ABOUT THIS EXERCISE. Leave the pictures out and reproduce all the entries word for word.

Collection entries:
============================================================
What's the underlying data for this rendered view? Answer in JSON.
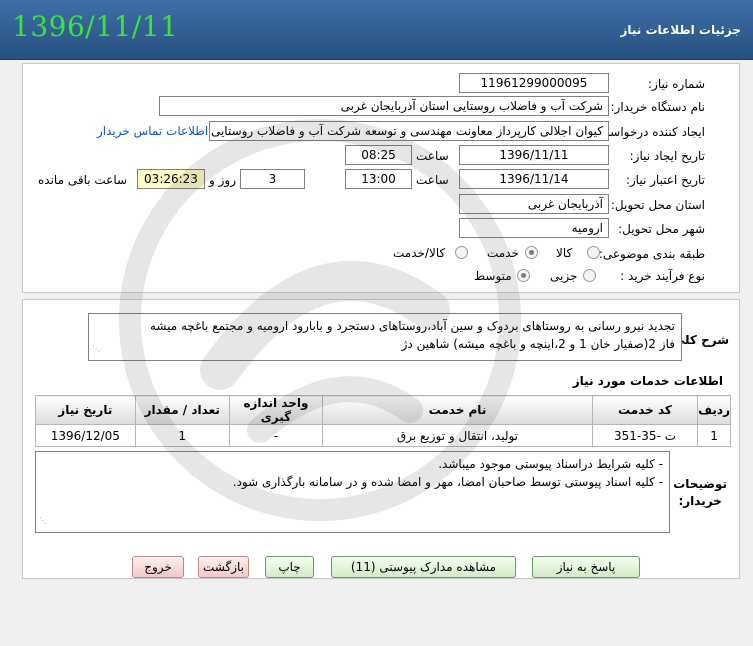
{
  "header": {
    "date": "1396/11/11",
    "title": "جزئیات اطلاعات نیاز"
  },
  "form": {
    "need_number_label": "شماره نیاز:",
    "need_number": "11961299000095",
    "buyer_org_label": "نام دستگاه خریدار:",
    "buyer_org": "شرکت آب و فاضلاب روستایی استان آذربایجان غربی",
    "creator_label": "ایجاد کننده درخواست:",
    "creator": "کیوان اجلالی کارپرداز معاونت مهندسی و توسعه شرکت آب و فاضلاب روستایی",
    "contact_link": "اطلاعات تماس خریدار",
    "created_date_label": "تاریخ ایجاد نیاز:",
    "created_date": "1396/11/11",
    "time_label": "ساعت",
    "created_time": "08:25",
    "validity_label": "تاریخ اعتبار نیاز:",
    "validity_date": "1396/11/14",
    "validity_time": "13:00",
    "days_value": "3",
    "days_label": "روز و",
    "remaining_time": "03:26:23",
    "remaining_label": "ساعت باقی مانده",
    "province_label": "استان محل تحویل:",
    "province": "آذربایجان غربی",
    "city_label": "شهر محل تحویل:",
    "city": "ارومیه",
    "category_label": "طبقه بندی موضوعی:",
    "category_options": [
      "کالا",
      "خدمت",
      "کالا/خدمت"
    ],
    "category_selected": "خدمت",
    "process_label": "نوع فرآیند خرید :",
    "process_options": [
      "جزیی",
      "متوسط"
    ],
    "process_selected": "متوسط"
  },
  "description": {
    "label": "شرح کلی نیاز:",
    "line1": "تجدید نیرو رسانی به روستاهای بردوک و سین آباد،روستاهای دستجرد و بابارود ارومیه و مجتمع باغچه میشه",
    "line2": "فاز 2(صفیار خان 1 و 2،اینچه و باغچه میشه) شاهین دژ"
  },
  "services": {
    "title": "اطلاعات خدمات مورد نیاز",
    "columns": [
      "ردیف",
      "کد خدمت",
      "نام خدمت",
      "واحد اندازه گیری",
      "تعداد / مقدار",
      "تاریخ نیاز"
    ],
    "rows": [
      [
        "1",
        "ت -35-351",
        "تولید، انتقال و توزیع برق",
        "-",
        "1",
        "1396/12/05"
      ]
    ]
  },
  "buyer_notes": {
    "label_line1": "توضیحات",
    "label_line2": "خریدار:",
    "line1": "- کلیه شرایط دراسناد پیوستی موجود میباشد.",
    "line2": "- کلیه اسناد پیوستی توسط صاحبان امضا، مهر و امضا شده و در سامانه بارگذاری شود."
  },
  "buttons": {
    "reply": "پاسخ به نیاز",
    "attachments": "مشاهده مدارک پیوستی (11)",
    "print": "چاپ",
    "back": "بازگشت",
    "exit": "خروج"
  }
}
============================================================
SOLUTION TO THIS TASK.
What's the underlying data for this rendered view? Answer in JSON.
{
  "header": {
    "date": "1396/11/11",
    "title": "جزئیات اطلاعات نیاز"
  },
  "form": {
    "need_number_label": "شماره نیاز:",
    "need_number": "11961299000095",
    "buyer_org_label": "نام دستگاه خریدار:",
    "buyer_org": "شرکت آب و فاضلاب روستایی استان آذربایجان غربی",
    "creator_label": "ایجاد کننده درخواست:",
    "creator": "کیوان اجلالی کارپرداز معاونت مهندسی و توسعه شرکت آب و فاضلاب روستایی",
    "contact_link": "اطلاعات تماس خریدار",
    "created_date_label": "تاریخ ایجاد نیاز:",
    "created_date": "1396/11/11",
    "time_label": "ساعت",
    "created_time": "08:25",
    "validity_label": "تاریخ اعتبار نیاز:",
    "validity_date": "1396/11/14",
    "validity_time": "13:00",
    "days_value": "3",
    "days_label": "روز و",
    "remaining_time": "03:26:23",
    "remaining_label": "ساعت باقی مانده",
    "province_label": "استان محل تحویل:",
    "province": "آذربایجان غربی",
    "city_label": "شهر محل تحویل:",
    "city": "ارومیه",
    "category_label": "طبقه بندی موضوعی:",
    "category_options": [
      "کالا",
      "خدمت",
      "کالا/خدمت"
    ],
    "category_selected": "خدمت",
    "process_label": "نوع فرآیند خرید :",
    "process_options": [
      "جزیی",
      "متوسط"
    ],
    "process_selected": "متوسط"
  },
  "description": {
    "label": "شرح کلی نیاز:",
    "line1": "تجدید نیرو رسانی به روستاهای بردوک و سین آباد،روستاهای دستجرد و بابارود ارومیه و مجتمع باغچه میشه",
    "line2": "فاز 2(صفیار خان 1 و 2،اینچه و باغچه میشه) شاهین دژ"
  },
  "services": {
    "title": "اطلاعات خدمات مورد نیاز",
    "columns": [
      "ردیف",
      "کد خدمت",
      "نام خدمت",
      "واحد اندازه گیری",
      "تعداد / مقدار",
      "تاریخ نیاز"
    ],
    "rows": [
      [
        "1",
        "ت -35-351",
        "تولید، انتقال و توزیع برق",
        "-",
        "1",
        "1396/12/05"
      ]
    ]
  },
  "buyer_notes": {
    "label_line1": "توضیحات",
    "label_line2": "خریدار:",
    "line1": "- کلیه شرایط دراسناد پیوستی موجود میباشد.",
    "line2": "- کلیه اسناد پیوستی توسط صاحبان امضا، مهر و امضا شده و در سامانه بارگذاری شود."
  },
  "buttons": {
    "reply": "پاسخ به نیاز",
    "attachments": "مشاهده مدارک پیوستی (11)",
    "print": "چاپ",
    "back": "بازگشت",
    "exit": "خروج"
  }
}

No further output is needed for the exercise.